I thought I'd discuss my own car issues issues after Aardvark mentioned they bought a 2007 Saturn and still has it, 11 years later.
I was driving my brother-in-law's Geo Prism, manual transmission which we didn't even want but had to pay for it. My brother-in-law, my sister's husband Luther, had co-signed a note for purchase of a car by a co-worker. With two payments left, she stopped paying. The lender repossessed it, then we were informed as co-maker on the loan that Luther was liable for the reposession and towing, plus the last two payments, and we could pay the towing company. I got dragged into this because Luther can't drive and Joan has to drive the car to take us to the tow yard. Since Joan had taught me years earlier how to drive a stick - and I had made my mistakes on an earlier car - I was drafted to drive it.
Since Luther, then, was living at my sister's place in Virginia, and he'd paid for it, the car was titled in his name, and registered in Virginia. They never asked for the old tags, so we kept them. Interestingly enough, the woman who owned the car lived in Maryland but the car had Tennessee tags. Probably some scam to keep the insurance company from charging more.
Later on Luther moved in with us in Silver Spring, Maryland, (and at the time I was between jobs) so instead of him having to take the bus to work, I drove him to work at Walter Reed Medical Center in DC. I did not charge him anything, he just paid for gas, (and was paying for insurance) and I could use the car to look for work the rest of the time. Luther didn't even want me to come get him from work, he was OK with taking buses home.
At some point later I did get a job and Luther had no problem resuming taking the bus to work, and I drove the car (and now I paid the insurance). Later our family broke up, my mother, brother and Luther went to my sister's place in Virginia, and I moved in with an associate of hers who lived in Ft. Washington, MD.
Since the car was no longer in Silver Spring, I decided to find out what it would now cost to insure it. I got a price and charged it to my credit card. A few weeks later, I get a letter and a check in the mail from GEICO. Seems since I wasn't the owner of the vehicle they should not have sold me insurance since I "have no insurable interest" in the vehicle (how about my interest in not being put into bankruptcy if I had an accident?) They also said their estimates were that it would cost more to insure me than they would receive in premiums. So GEICO had refunded my payment, minus two months as they would continue the policy for 60 days to allow me time to find another carrier. I called GEICO and discovered that because of State Law, they could not sell me insurance.
The interesting thing was, when I called some other insurers, including Progressive, they had no problem insuring a non-owner of a vehicle. But they were all more expensive than GEICO. So, committing identity theft, I pretended to be Luther and had GEICO insure the vehicle in my name as the owner, with Paul Robinson as an authorized driver. Explaining to them how my brother in law Paul, who drives my car because I have no use for it, tried to buy insurance and it was refunded. Given the circumstances they even had no problem with "Luther" using my credit card to pay for it. And the six month price was the same as the quote when I had bought the insurance directly.
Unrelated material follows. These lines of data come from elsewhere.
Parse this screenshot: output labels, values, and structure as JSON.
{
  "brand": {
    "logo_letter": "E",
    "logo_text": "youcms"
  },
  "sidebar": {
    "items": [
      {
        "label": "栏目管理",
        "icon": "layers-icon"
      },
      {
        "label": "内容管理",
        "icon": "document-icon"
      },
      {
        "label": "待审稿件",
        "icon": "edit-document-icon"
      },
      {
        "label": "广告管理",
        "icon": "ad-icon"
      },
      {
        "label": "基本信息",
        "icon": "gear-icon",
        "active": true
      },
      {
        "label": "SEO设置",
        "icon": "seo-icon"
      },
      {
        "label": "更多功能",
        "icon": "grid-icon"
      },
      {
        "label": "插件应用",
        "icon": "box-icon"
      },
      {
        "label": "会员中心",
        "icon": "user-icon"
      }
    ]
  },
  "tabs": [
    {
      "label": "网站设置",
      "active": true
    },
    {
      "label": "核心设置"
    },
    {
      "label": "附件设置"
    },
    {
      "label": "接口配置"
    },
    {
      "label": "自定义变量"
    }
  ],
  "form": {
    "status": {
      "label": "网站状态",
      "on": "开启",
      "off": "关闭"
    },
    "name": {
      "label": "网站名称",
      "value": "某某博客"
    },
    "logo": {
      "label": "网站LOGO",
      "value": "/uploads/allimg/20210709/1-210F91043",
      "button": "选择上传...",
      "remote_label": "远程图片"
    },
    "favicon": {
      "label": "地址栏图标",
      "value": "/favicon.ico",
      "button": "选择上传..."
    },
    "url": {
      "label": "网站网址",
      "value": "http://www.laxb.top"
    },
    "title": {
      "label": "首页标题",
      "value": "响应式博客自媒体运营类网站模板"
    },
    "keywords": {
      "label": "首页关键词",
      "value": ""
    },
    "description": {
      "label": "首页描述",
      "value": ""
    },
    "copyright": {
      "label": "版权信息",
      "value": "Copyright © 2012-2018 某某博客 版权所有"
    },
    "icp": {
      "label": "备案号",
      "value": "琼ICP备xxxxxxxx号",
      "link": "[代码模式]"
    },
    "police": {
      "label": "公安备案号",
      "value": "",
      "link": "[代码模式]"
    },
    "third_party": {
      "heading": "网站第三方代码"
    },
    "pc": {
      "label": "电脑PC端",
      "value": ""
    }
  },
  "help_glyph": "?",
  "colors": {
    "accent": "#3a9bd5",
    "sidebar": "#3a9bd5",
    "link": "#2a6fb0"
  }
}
By the way, I continued to drive and operate the car with Virginia tags even though it was being garaged - parked on the street, or on a driveway - in Maryland. This was correct procedure, since I was not the owner and the owner did reside in Virginia, despite the fact the vehicle was regularly kept in Maryland, the registration - and tags - are where the owner resides. Both Virginia DMV and Maryland MVA confirmed this.
Since then I have discovered that GEICO would sell me "operator's insurance" which is coverage if you drive a car belonging to someone else, and it's not insured. The most obvious user of such is a mechanic fixing people's cars, some of which might not be insured. If the owner is judgement proof, as the typical uninsured motorist is, the other party's lawyer - or his insurance company, if he files a claim - will look at the mechanic who has a business which can be seized and sold, unless he has automobile operators insurance, as his personal insurance on his own vehicle will not cover commercial transactions (which is why people who deliver pizzas in their personal vehicles are risking the insurer refusing to cover an accident occurring while carrying that stupid lighted pizza sign on their car).
News & Cars
1 post • Page 1 of 1